* **Assignment**: Your answer should be the lines of the listing that contain the word "face".
--
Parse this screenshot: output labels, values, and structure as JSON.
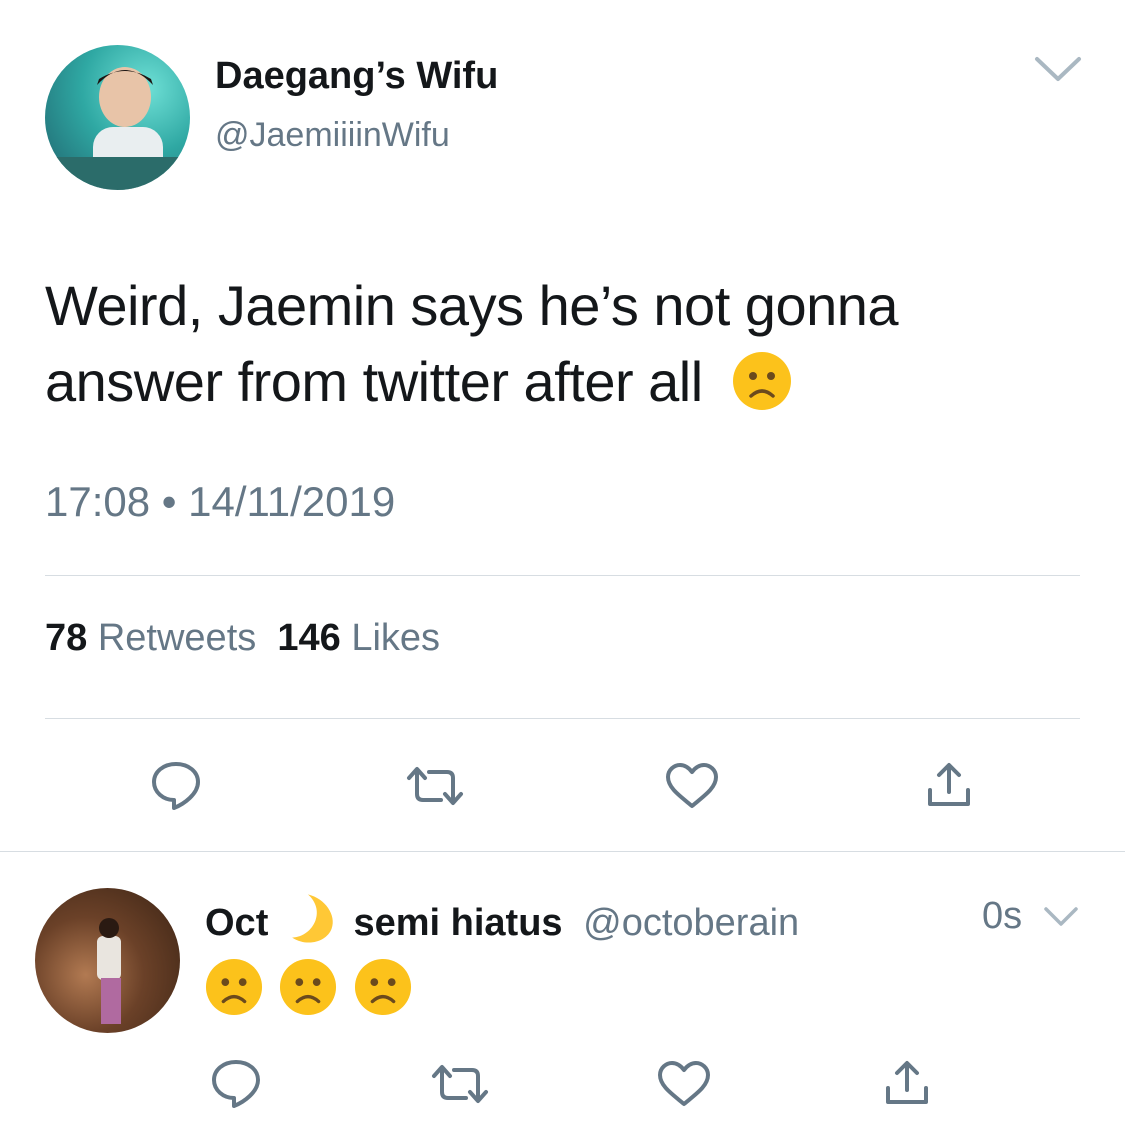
{
  "tweet": {
    "display_name": "Daegang’s Wifu",
    "handle": "@JaemiiiinWifu",
    "text": "Weird, Jaemin says he’s not gonna answer from twitter after all",
    "emoji": "frowning-face",
    "timestamp": "17:08 • 14/11/2019",
    "retweets_count": "78",
    "retweets_label": "Retweets",
    "likes_count": "146",
    "likes_label": "Likes"
  },
  "reply": {
    "name_part1": "Oct",
    "name_emoji": "crescent-moon",
    "name_part2": "semi hiatus",
    "handle": "@octoberain",
    "time": "0s",
    "emojis": [
      "frowning-face",
      "frowning-face",
      "frowning-face"
    ]
  },
  "colors": {
    "text": "#14171a",
    "secondary": "#657786",
    "icon": "#657786",
    "divider": "#d7dde2"
  }
}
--
* **Result**:
    "emoji": "frowning-face",
      "frowning-face",
      "frowning-face",
      "frowning-face"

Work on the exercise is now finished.